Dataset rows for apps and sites
------
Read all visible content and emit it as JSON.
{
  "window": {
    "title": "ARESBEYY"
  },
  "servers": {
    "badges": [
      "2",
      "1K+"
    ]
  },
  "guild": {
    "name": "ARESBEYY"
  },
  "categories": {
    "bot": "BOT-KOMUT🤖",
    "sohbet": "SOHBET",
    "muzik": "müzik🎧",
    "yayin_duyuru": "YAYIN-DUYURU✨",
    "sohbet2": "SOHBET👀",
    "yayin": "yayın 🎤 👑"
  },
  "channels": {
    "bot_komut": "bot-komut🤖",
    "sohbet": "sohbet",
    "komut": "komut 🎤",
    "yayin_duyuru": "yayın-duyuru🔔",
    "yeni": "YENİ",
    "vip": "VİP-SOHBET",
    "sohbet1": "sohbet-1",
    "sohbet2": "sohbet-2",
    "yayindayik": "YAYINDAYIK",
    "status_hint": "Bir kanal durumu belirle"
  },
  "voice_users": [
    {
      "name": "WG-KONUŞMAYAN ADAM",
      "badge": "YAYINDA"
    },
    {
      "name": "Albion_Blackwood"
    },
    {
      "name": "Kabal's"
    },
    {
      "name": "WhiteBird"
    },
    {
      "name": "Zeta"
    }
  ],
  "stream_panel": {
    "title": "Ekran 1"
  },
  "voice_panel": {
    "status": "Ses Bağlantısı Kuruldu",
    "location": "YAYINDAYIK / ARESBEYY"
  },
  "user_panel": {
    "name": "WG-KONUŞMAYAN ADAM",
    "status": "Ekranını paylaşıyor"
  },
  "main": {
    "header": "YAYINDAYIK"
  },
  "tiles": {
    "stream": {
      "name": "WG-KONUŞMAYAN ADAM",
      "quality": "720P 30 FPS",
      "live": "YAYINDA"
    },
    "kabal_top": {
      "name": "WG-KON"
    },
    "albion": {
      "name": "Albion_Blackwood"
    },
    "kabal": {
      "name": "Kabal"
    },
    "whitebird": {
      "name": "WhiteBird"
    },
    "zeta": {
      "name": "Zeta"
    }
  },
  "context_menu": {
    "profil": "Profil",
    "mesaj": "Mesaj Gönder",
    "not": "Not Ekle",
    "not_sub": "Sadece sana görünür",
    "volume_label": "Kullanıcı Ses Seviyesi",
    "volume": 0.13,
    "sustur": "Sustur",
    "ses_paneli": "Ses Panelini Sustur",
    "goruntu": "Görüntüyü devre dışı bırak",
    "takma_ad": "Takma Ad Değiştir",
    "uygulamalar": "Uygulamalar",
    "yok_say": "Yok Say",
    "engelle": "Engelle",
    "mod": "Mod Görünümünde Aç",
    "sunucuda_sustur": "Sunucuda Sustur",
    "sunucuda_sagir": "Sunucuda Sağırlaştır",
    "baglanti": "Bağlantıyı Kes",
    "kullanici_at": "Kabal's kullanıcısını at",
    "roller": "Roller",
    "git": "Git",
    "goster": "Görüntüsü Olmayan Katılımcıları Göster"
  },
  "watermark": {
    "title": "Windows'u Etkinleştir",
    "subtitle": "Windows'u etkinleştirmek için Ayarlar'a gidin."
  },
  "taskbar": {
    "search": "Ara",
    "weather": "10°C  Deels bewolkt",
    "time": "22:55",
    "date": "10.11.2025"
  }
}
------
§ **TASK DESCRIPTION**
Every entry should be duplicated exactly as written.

§ **REPLY**
Read all visible content and emit it as JSON.
{
  "window": {
    "title": "ARESBEYY"
  },
  "servers": {
    "badges": [
      "2",
      "1K+"
    ]
  },
  "guild": {
    "name": "ARESBEYY"
  },
  "categories": {
    "bot": "BOT-KOMUT🤖",
    "sohbet": "SOHBET",
    "muzik": "müzik🎧",
    "yayin_duyuru": "YAYIN-DUYURU✨",
    "sohbet2": "SOHBET👀",
    "yayin": "yayın 🎤 👑"
  },
  "channels": {
    "bot_komut": "bot-komut🤖",
    "sohbet": "sohbet",
    "komut": "komut 🎤",
    "yayin_duyuru": "yayın-duyuru🔔",
    "yeni": "YENİ",
    "vip": "VİP-SOHBET",
    "sohbet1": "sohbet-1",
    "sohbet2": "sohbet-2",
    "yayindayik": "YAYINDAYIK",
    "status_hint": "Bir kanal durumu belirle"
  },
  "voice_users": [
    {
      "name": "WG-KONUŞMAYAN ADAM",
      "badge": "YAYINDA"
    },
    {
      "name": "Albion_Blackwood"
    },
    {
      "name": "Kabal's"
    },
    {
      "name": "WhiteBird"
    },
    {
      "name": "Zeta"
    }
  ],
  "stream_panel": {
    "title": "Ekran 1"
  },
  "voice_panel": {
    "status": "Ses Bağlantısı Kuruldu",
    "location": "YAYINDAYIK / ARESBEYY"
  },
  "user_panel": {
    "name": "WG-KONUŞMAYAN ADAM",
    "status": "Ekranını paylaşıyor"
  },
  "main": {
    "header": "YAYINDAYIK"
  },
  "tiles": {
    "stream": {
      "name": "WG-KONUŞMAYAN ADAM",
      "quality": "720P 30 FPS",
      "live": "YAYINDA"
    },
    "kabal_top": {
      "name": "WG-KON"
    },
    "albion": {
      "name": "Albion_Blackwood"
    },
    "kabal": {
      "name": "Kabal"
    },
    "whitebird": {
      "name": "WhiteBird"
    },
    "zeta": {
      "name": "Zeta"
    }
  },
  "context_menu": {
    "profil": "Profil",
    "mesaj": "Mesaj Gönder",
    "not": "Not Ekle",
    "not_sub": "Sadece sana görünür",
    "volume_label": "Kullanıcı Ses Seviyesi",
    "volume": 0.13,
    "sustur": "Sustur",
    "ses_paneli": "Ses Panelini Sustur",
    "goruntu": "Görüntüyü devre dışı bırak",
    "takma_ad": "Takma Ad Değiştir",
    "uygulamalar": "Uygulamalar",
    "yok_say": "Yok Say",
    "engelle": "Engelle",
    "mod": "Mod Görünümünde Aç",
    "sunucuda_sustur": "Sunucuda Sustur",
    "sunucuda_sagir": "Sunucuda Sağırlaştır",
    "baglanti": "Bağlantıyı Kes",
    "kullanici_at": "Kabal's kullanıcısını at",
    "roller": "Roller",
    "git": "Git",
    "goster": "Görüntüsü Olmayan Katılımcıları Göster"
  },
  "watermark": {
    "title": "Windows'u Etkinleştir",
    "subtitle": "Windows'u etkinleştirmek için Ayarlar'a gidin."
  },
  "taskbar": {
    "search": "Ara",
    "weather": "10°C  Deels bewolkt",
    "time": "22:55",
    "date": "10.11.2025"
  }
}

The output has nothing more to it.